Charismatic renewal had also reshaped the life of many churches, even those who do not adopt an explicitly Charismatic theology. For some, the biggest change took place in forms of worship with traditional styles giving way to a more relaxed attitude to church cultures. Sometimes this has resulted in damaging divisions.
21st century: diversity
So today, Welsh evangelicalism is not only different, it is also remarkably diverse. This has become more apparent in the last 17 years.Welsh evangelicals are facing the challenge of reaching their ever-changing communities with the gospel.
Gospel work exists amongst all communities: the business community in Cardiff; students in the Welsh universities; farmers in rural Wales; manufacturing and service workers in former mining valleys; Welsh speakers across Wales, and asylum seekers in the major cities, to name a few. Each calls for a different approach.
Welsh and English are official languages, but dozens of others can be heard all over Wales. Toddler groups and coffee mornings have been present in churches for years, but many churches in Wales have only recently begun to engage effectively with their communities through food banks, CAP debt advice, dementia care and similar bridge-building initiatives, showing the love of Christ and meeting those who will not naturally step into a church building.
However, despite all the organisation and reorganisation, the new initiatives, conferences and strategies, there is still only a trickle of conversions and prayer meetings are poorly attended and lacklustre in spirit.
True Christianity is not organisational; it is relational, as both Old and New Testaments show (2 Chronicles 7:14; John 15:7-8). That relationship is a dependent one. As one Christian leader put it recently, ‘We are not yet at the place of complete dependence and earnestly seeking the Lord which we were given in the 1960s’. Let us pray that soon we will be.
Jeremy Bailey is pastor of Bethlehem Evangelical Church, Sandfields, Aberavon
1 David Ollerton, A new mission to Wales: seeing churches across Wales prosper in the twenty first century, Cyhoeddiadau’r Gair (2016), p.22.
2 Eryl Davies, ‘If we neglect . . . an interpretation of events within the Presbyterian Church of Wales’ (April 1970).
3 Noel Gibbard, The first fifty years, the history of the Evangelical Movement of Wales 1948–98, Bryntirion Press (2002), p.95.
4 Ibid., p.17.

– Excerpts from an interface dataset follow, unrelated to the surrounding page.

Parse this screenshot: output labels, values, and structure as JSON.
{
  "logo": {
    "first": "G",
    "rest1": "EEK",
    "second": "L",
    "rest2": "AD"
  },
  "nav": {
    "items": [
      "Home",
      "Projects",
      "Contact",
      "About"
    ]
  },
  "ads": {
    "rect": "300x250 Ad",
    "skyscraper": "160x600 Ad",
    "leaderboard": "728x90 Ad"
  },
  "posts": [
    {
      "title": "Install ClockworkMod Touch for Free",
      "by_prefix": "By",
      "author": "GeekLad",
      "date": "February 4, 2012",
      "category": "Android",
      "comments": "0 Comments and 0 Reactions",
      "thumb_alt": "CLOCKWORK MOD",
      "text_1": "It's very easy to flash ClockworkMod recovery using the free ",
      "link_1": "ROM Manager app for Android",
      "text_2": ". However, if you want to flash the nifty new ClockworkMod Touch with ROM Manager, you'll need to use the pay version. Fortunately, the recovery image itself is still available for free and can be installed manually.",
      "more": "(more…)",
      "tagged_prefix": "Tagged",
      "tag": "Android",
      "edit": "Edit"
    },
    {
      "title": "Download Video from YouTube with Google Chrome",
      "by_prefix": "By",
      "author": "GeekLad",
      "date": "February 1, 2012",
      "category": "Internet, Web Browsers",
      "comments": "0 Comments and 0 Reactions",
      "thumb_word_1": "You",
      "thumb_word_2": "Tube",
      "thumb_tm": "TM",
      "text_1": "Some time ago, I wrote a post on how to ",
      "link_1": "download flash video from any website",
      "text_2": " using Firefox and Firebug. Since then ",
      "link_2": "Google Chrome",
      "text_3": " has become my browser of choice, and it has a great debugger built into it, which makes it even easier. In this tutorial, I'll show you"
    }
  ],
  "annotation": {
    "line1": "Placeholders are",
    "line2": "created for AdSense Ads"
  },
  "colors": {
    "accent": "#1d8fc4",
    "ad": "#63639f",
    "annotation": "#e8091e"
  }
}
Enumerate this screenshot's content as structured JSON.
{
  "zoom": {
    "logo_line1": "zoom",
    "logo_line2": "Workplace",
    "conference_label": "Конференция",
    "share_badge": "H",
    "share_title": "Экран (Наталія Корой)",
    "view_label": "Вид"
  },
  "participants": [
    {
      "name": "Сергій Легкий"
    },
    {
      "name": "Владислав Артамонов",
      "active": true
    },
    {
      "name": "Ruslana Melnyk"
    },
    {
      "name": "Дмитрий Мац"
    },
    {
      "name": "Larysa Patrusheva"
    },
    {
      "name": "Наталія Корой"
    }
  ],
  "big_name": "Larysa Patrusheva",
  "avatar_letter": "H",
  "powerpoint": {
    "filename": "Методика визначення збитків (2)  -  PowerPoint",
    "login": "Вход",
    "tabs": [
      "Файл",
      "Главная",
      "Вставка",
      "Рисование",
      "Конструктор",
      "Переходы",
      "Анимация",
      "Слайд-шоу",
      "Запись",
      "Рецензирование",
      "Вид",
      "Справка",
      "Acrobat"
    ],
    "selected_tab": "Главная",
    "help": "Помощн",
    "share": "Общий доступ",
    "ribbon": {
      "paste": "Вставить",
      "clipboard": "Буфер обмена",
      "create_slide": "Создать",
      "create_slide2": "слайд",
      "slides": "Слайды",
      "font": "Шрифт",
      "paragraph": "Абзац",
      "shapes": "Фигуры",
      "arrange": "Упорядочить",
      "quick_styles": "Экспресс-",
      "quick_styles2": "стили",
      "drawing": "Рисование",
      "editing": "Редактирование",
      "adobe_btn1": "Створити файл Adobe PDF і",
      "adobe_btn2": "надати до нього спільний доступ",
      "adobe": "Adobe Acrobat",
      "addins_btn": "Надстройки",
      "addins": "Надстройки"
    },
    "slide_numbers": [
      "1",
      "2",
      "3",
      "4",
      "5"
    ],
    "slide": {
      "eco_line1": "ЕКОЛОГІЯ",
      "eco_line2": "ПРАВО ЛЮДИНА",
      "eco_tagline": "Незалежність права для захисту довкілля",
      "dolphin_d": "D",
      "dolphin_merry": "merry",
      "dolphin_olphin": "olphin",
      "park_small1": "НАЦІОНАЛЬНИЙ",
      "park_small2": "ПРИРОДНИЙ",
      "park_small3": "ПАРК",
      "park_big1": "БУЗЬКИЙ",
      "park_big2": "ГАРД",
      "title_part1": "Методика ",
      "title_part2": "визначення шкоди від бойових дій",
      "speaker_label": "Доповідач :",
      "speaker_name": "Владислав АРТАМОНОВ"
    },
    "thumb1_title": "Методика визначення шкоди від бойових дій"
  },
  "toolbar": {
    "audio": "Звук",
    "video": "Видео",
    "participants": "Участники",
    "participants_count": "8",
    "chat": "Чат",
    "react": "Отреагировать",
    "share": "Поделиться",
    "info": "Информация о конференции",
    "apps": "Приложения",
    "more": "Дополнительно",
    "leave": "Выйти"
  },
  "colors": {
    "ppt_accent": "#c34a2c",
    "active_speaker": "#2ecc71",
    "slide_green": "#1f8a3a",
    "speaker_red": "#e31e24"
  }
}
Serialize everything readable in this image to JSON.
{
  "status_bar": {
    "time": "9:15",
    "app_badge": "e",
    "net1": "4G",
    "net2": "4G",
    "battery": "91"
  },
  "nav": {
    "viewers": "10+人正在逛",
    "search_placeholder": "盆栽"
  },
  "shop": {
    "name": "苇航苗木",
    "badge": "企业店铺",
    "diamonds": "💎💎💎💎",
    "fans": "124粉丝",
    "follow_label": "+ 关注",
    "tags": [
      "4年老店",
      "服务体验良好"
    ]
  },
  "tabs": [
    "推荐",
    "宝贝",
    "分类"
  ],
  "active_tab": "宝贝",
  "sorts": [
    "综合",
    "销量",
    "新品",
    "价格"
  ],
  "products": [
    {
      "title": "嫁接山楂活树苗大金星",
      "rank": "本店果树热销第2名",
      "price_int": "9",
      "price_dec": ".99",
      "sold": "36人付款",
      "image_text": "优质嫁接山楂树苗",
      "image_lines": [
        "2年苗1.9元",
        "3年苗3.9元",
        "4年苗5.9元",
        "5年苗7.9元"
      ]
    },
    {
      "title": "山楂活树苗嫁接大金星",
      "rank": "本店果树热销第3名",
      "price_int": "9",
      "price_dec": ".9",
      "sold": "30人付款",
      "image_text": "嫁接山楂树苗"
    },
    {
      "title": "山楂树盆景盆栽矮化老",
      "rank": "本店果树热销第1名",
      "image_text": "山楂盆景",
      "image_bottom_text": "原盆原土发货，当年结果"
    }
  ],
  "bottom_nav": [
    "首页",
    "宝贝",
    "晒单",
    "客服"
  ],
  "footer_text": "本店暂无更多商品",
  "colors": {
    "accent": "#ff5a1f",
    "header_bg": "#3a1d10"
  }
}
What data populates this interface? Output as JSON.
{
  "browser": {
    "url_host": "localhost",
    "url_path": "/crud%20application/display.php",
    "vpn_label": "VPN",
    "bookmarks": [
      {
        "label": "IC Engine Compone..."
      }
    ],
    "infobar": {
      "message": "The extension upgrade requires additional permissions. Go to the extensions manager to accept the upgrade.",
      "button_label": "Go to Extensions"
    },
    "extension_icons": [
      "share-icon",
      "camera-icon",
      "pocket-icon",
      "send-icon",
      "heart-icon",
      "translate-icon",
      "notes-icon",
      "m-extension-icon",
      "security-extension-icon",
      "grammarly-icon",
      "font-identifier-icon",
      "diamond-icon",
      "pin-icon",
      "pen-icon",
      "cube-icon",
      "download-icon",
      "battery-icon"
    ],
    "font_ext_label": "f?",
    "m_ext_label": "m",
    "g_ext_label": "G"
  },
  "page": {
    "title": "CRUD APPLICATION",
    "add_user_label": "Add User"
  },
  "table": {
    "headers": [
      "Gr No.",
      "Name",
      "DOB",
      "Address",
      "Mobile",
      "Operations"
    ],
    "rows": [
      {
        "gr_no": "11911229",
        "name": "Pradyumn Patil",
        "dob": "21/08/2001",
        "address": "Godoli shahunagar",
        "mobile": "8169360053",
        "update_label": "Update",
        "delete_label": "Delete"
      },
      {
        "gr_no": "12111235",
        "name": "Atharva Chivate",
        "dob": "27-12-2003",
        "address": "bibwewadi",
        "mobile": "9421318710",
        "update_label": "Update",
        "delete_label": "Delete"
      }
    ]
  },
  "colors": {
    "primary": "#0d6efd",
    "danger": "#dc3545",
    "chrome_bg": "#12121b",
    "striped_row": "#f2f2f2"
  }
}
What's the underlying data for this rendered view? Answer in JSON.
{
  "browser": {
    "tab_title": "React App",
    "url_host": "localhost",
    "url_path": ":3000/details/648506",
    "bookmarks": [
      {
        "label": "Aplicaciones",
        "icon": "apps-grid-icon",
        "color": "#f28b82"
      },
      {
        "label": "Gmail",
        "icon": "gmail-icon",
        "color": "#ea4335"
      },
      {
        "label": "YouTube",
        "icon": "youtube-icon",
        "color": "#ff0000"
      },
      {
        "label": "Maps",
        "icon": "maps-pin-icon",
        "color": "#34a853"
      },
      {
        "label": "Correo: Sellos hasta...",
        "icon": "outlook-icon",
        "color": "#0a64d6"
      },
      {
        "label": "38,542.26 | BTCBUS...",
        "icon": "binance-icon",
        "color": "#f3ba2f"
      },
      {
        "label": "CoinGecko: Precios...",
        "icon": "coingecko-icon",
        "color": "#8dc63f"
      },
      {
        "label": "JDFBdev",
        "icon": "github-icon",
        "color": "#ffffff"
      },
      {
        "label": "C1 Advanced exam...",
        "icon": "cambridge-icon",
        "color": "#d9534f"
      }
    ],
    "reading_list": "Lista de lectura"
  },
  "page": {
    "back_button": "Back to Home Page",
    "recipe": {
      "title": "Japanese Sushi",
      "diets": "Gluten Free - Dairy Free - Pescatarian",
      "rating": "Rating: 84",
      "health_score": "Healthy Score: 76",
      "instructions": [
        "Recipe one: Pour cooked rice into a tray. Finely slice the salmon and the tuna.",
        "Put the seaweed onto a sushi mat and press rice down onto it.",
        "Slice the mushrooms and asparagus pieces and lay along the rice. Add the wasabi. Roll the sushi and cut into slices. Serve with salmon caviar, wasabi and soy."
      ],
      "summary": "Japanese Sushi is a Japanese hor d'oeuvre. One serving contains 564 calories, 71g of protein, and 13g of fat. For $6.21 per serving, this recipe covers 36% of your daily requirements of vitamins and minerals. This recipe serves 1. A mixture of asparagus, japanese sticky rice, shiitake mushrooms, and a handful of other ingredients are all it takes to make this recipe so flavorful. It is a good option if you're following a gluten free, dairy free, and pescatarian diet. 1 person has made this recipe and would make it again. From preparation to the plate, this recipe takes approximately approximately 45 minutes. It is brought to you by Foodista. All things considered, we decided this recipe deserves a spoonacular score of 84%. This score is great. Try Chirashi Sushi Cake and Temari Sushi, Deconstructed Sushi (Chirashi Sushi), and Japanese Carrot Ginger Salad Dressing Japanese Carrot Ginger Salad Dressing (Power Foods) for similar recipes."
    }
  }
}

5 David Ceri Jones, ‘Evangelical resurgence in the Church in Wales in the mid-twentieth century’, in Andrew Atherstone and John Maiden (eds.), Evangelicalism and the Church of England in the twentieth century, Boydell & Brewer (2014), p.241.